Young people have been hit hard by the economic and social consequences of the COVID-19 crisis and have expressed concerns over its long-term implications, including on satisfaction with democracy and intergenerational justice. In response, by the end of 2021, at least 34 OECD countries had presented government-wide response and recovery plans; of these, 29 include specific commitments on young people. Some 10 OECD countries have set out how young people have been consulted in the formulation of their plans, but only eight have stated how they will engage young people in implementing their national response and recovery plans. This case study shows how systematic governance changes and innovation in public administration are required to incorporate young people’s perspectives and longer-term considerations into policymaking. The case study draws on the OECD policy paper, ‘Delivering for youth: How governments can put young people at the centre of the recovery’.
Several factors enable successful incorporation of young people’s perspectives into policymaking:
Adequate administrative and institutional capacities, as well as innovative public administration tools, to mainstream the perspectives of young people across policy and service areas.
Measures to strengthen the participation and representation of young people and youth stakeholders in public and political life.
Holistic, cross-sectoral and coordinated youth strategies to unite various governmental and non-governmental stakeholders behind a joint vision and strategy.
Various indicators have shown that young people have been hit hard by the economic and social consequences of the COVID-19 crisis. As a result, they are expressing increasing concerns over its long-term implications, including over satisfaction with democracy and intergenerational justice.
During the pandemic, emergency regulations limited the opportunities for stakeholder participation in decision making. Among a (non-representative) sample of 100 youth organisations based in 36 OECD countries surveyed by the OECD, only 15% felt their government were considering young people’s views when adopting lockdown and confinement measures. Furthermore, only 33% of the organisations who responded were satisfied with how governments had collaborated with institutions and civil society organisations to mitigate the effects of the crisis.
By the end of 2021, in response to the crisis, at least 34 OECD countries had presented government-wide response and recovery plans to address the complex economic, environmental and social impacts of the pandemic. Of OECD countries with a comparable national response and recovery plan in place, 29 of 32 included policies, programmes or other commitments specifically aimed at young people. Some 10 OECD countries have set out how young people were consulted during the process; for example in Australia, Austria, Estonia, Lithuania and the Slovak Republic, public consultations included youth organisations as key stakeholders.
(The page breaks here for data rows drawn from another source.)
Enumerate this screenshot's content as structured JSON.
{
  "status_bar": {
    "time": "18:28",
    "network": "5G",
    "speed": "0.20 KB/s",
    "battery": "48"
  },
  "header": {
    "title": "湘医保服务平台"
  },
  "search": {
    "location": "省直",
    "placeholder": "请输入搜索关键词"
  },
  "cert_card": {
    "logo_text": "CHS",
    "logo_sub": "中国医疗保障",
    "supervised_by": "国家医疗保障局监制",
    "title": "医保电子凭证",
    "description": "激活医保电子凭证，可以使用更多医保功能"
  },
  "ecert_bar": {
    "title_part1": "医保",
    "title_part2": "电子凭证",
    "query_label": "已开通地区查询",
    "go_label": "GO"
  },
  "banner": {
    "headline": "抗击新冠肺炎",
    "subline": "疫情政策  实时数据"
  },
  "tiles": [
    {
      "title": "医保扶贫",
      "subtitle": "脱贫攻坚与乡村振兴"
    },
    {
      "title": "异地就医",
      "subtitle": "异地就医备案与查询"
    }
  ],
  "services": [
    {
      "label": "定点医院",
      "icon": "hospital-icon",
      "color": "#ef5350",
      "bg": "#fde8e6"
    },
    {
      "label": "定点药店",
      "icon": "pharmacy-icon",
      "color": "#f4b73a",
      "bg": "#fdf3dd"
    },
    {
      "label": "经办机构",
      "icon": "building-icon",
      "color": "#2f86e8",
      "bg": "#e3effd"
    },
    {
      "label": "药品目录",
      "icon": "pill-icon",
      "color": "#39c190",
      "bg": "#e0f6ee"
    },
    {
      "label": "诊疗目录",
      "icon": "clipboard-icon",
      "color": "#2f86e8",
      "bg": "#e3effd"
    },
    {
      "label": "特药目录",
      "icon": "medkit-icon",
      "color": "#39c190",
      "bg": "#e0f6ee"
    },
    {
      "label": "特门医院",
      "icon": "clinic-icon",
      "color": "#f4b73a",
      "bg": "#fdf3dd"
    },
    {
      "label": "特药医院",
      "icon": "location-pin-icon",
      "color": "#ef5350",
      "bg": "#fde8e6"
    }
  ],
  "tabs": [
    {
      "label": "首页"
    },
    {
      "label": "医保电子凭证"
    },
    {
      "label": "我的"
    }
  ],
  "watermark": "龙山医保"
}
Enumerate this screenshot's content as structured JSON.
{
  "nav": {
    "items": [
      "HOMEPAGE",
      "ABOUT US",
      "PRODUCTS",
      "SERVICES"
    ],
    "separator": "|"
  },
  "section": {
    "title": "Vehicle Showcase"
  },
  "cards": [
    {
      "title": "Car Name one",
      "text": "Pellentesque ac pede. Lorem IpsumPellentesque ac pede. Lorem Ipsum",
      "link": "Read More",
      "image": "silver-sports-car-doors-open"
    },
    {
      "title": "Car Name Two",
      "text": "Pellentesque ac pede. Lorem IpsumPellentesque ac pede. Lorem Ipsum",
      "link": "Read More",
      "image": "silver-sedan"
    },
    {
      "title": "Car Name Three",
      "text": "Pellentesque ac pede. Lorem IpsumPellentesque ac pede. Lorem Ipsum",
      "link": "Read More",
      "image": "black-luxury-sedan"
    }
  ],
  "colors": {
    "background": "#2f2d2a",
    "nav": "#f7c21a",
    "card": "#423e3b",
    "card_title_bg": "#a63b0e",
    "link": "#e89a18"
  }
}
In Austria, consultations were held with representatives of federal states, cities, municipalities, social partners, NGOs, youth organisations and other relevant civil society stakeholders. Each measure proposed by civil society organisations – including those from youth organisations – was set out in a spreadsheet, showing the commitments for different sectors and groups, including for young people and future generations. In Australia, a list of those youth organisations that had provided feedback on the 2021-22 budget priorities is publicly available. In addition, non-confidential submissions – including those of youth organisations – were made accessible online. Estonia included its National Youth Council as a key partner in the consultations that led up to the creation of its response and recovery plan. In Mexico, the Institute of Youth (IMJUVE), the Ministry of Health and the Population Council surveyed more than 50,000 young people on the topics of education, employment, health, violence and resilience. The evidence gathered was used to create the VoCEs-19 report. This in turn informed the design, implementation and analysis of public policies at a sectoral level, which are responsive to social sensitivity and the needs of young people.
Almost all of the youth organisations surveyed by the OECD during July and August 2021 were engaged in addressing the effects of the pandemic. Notwithstanding these youth-led efforts, by the end of 2021 only eight OECD countries had stated in their national response and recovery plans how they would engage young people in implementing the commitments that were relevant to them. Most frequently, the plans envisaged having young people and their organisations running digital campaigns, providing mental health support and delivering education and employment programmes.
National COVID-19 response and recovery plans have developed cross-governmental, long-term strategies to address the complex economic, environmental and social effects of the pandemic, involving the mobilisation of large amounts of public resources. All the recovery plans that benefitted from consulting with youth organisations or young people included commitments to youth, along with budget dedicated to implementing them. However, despite significant efforts by some countries to identify innovative ways of incorporating young people’s perspectives and longer-term considerations into the recovery, public administration requires further systematic changes and innovation to address existing and future societal and economic challenges.